There is all this new information out there on the ECHO Boomers who want/ need instant gratification on everything. That is probably the hardest thing to do is getting these athletes to understand that it will take time to become good or great runner. We try to get them to understand they have to get up each day ready and willing to put the time and work in the become better. Right now we have a group on both sides willing to do what it takes to get better.

RunMichigan: Many good running programs go mostly unnoticed to the faculty and student body at colleges all over the country. How does the faculty and student body react to the success that your programs have had in the past few years? Is everything your guys and girls accomplish overshadowed by the success of the football team?

We are very fortunate at Grand Valley to have a great athletic administration and great administration above Tim Selgo our AD. They understand the importance of athletics and the importance of being well rounded. Last year we won the Directors Cup the all sports trophy for NCAA Division II, it took a lot of teams getting the job done to earn that. Much like it is in track, you can not win a conference meet with just distance runners, or just throwers, you have to be balanced across the board.

Tim Selgo and the rest of the administration has allowed all of our sports the opportunity to be successful. Each year since I have been here he has worked to get increases in our budget, scholarships, and coaching staff. It is a total team effort from top to bottom, and across all of sports. I was the first full time head coach for the track program here at GVSU, and now we have 2 full times assts, and 3 GA/ part time positions. That is what helps our student athletes reach their full potential when it is all said and done.

So no I do not think we are overshadowed, people know who we are and what we are doing. Just yesterday I spent 10 minutes chatting with one of criminal justice professors who was out at the track, and he was asking about a recruit from last year that he helped show around. In a couple weeks we will have dinner over at the president of the university’s house celebrating our GLIAC championships from indoor. Everything is done in a first class manner here, we are all very lucky.

Now we understand that we are not going to be on ESPN for our track championships, but we are on Run Michigan which is the next best thing!!!

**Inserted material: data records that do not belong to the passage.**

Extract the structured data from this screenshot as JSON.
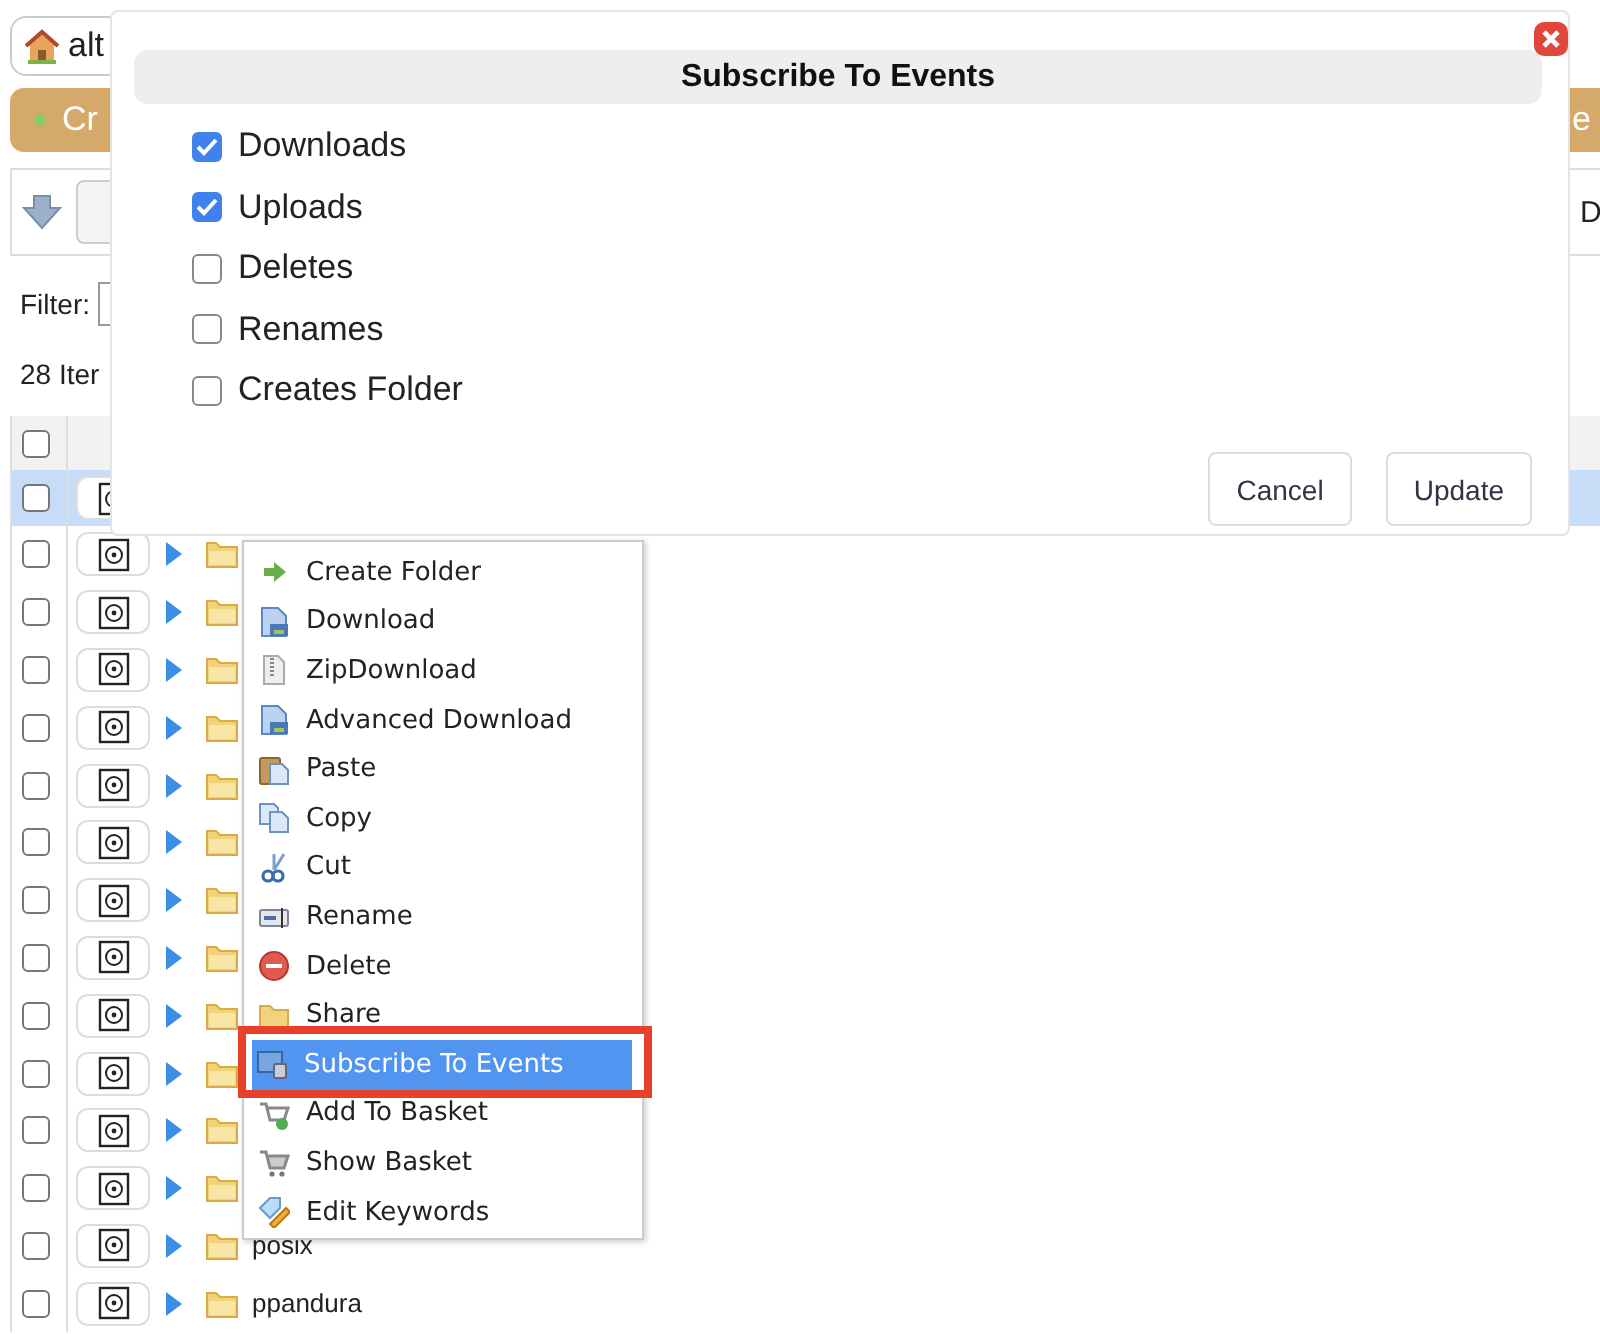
{
  "location_bar": {
    "text": "alt"
  },
  "action_buttons": [
    {
      "label": "Cr"
    },
    {
      "label": "e"
    }
  ],
  "toolbar": {
    "button_label": "D"
  },
  "filter": {
    "label": "Filter:"
  },
  "item_count": "28 Iter",
  "table": {
    "header_checked": false,
    "rows": [
      {
        "selected": true,
        "checked": false
      },
      {
        "selected": false,
        "checked": false
      },
      {
        "selected": false,
        "checked": false
      },
      {
        "selected": false,
        "checked": false
      },
      {
        "selected": false,
        "checked": false
      },
      {
        "selected": false,
        "checked": false
      },
      {
        "selected": false,
        "checked": false
      },
      {
        "selected": false,
        "checked": false
      },
      {
        "selected": false,
        "checked": false
      },
      {
        "selected": false,
        "checked": false
      },
      {
        "selected": false,
        "checked": false
      },
      {
        "selected": false,
        "checked": false
      },
      {
        "selected": false,
        "checked": false
      },
      {
        "selected": false,
        "checked": false,
        "name": "posix"
      },
      {
        "selected": false,
        "checked": false,
        "name": "ppandura"
      }
    ]
  },
  "dialog": {
    "title": "Subscribe To Events",
    "options": [
      {
        "label": "Downloads",
        "checked": true
      },
      {
        "label": "Uploads",
        "checked": true
      },
      {
        "label": "Deletes",
        "checked": false
      },
      {
        "label": "Renames",
        "checked": false
      },
      {
        "label": "Creates Folder",
        "checked": false
      }
    ],
    "buttons": [
      "Cancel",
      "Update"
    ]
  },
  "context_menu": {
    "items": [
      {
        "label": "Create Folder",
        "selected": false
      },
      {
        "label": "Download",
        "selected": false
      },
      {
        "label": "ZipDownload",
        "selected": false
      },
      {
        "label": "Advanced Download",
        "selected": false
      },
      {
        "label": "Paste",
        "selected": false
      },
      {
        "label": "Copy",
        "selected": false
      },
      {
        "label": "Cut",
        "selected": false
      },
      {
        "label": "Rename",
        "selected": false
      },
      {
        "label": "Delete",
        "selected": false
      },
      {
        "label": "Share",
        "selected": false
      },
      {
        "label": "Subscribe To Events",
        "selected": true,
        "outlined": true
      },
      {
        "label": "Add To Basket",
        "selected": false
      },
      {
        "label": "Show Basket",
        "selected": false
      },
      {
        "label": "Edit Keywords",
        "selected": false
      }
    ]
  }
}
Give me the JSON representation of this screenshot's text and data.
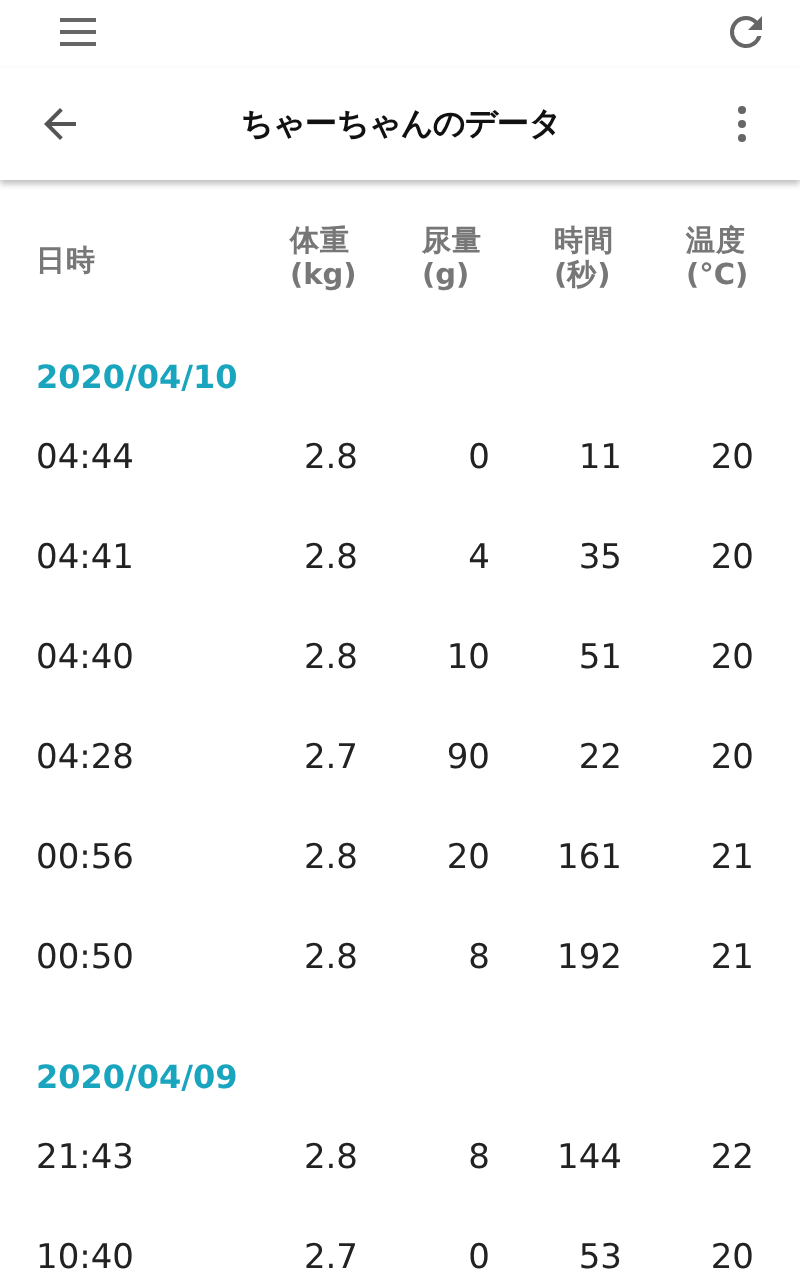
{
  "app_bar": {
    "title": "ちゃーちゃんのデータ"
  },
  "table": {
    "columns": [
      {
        "label": "日時"
      },
      {
        "label": "体重",
        "unit": "(kg)"
      },
      {
        "label": "尿量",
        "unit": "(g)"
      },
      {
        "label": "時間",
        "unit": "(秒)"
      },
      {
        "label": "温度",
        "unit": "(°C)"
      }
    ],
    "groups": [
      {
        "date": "2020/04/10",
        "rows": [
          [
            "04:44",
            "2.8",
            "0",
            "11",
            "20"
          ],
          [
            "04:41",
            "2.8",
            "4",
            "35",
            "20"
          ],
          [
            "04:40",
            "2.8",
            "10",
            "51",
            "20"
          ],
          [
            "04:28",
            "2.7",
            "90",
            "22",
            "20"
          ],
          [
            "00:56",
            "2.8",
            "20",
            "161",
            "21"
          ],
          [
            "00:50",
            "2.8",
            "8",
            "192",
            "21"
          ]
        ]
      },
      {
        "date": "2020/04/09",
        "rows": [
          [
            "21:43",
            "2.8",
            "8",
            "144",
            "22"
          ],
          [
            "10:40",
            "2.7",
            "0",
            "53",
            "20"
          ]
        ]
      }
    ]
  }
}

RunMichigan: How hard have you found it to recruit student athletes over the years? What are the selling points that interested high school athletes should know about GVSU and its running programs?

The biggest challenge is getting recruits to understand that we have a great thing here relative to DI. I am not saying DI is not great, I ran DI at Butler for 4 years and was a GA for 2 as I mentioned. So many recruits hear DII and think down upon the opportunities we have to offer.

When the fact is that we often have just as good or even greater opportunities. Such as, opportunity to compete at a National championship every year, 3 times a year for our front runners, opportunity to compete and win at the conference level each and every year. I am not saying we always win because the eagles of Ashland have knocked us off a few times, I think you had something do with a couple of those, but we are always in the mix. Last, an opportunity to get a great education from a pretty neat place, and an opportunity to be a part of something very special team/ training wise.

Other thing that we talk about is the opportunity to create balance in the student’s life to allow them to be successful in all areas of their life. We talk about family, education, athletics, social, and faith as being the cornerstones to have success as a total person. Our location is pretty nice, 20 minutes from the lake, 20 minutes from downtown, plenty of trails and dirt roads to train on, and great facilities.

We try to sell the total package not just the running. A few have taken the chance on us, and a few have gone elsewhere. We will take who wants to be a part of what we have going on and make them as good as we can make them as student, runner, and most importantly as a person.

Thanks for the great interview coach! (Interview conducted by Nick Cordes)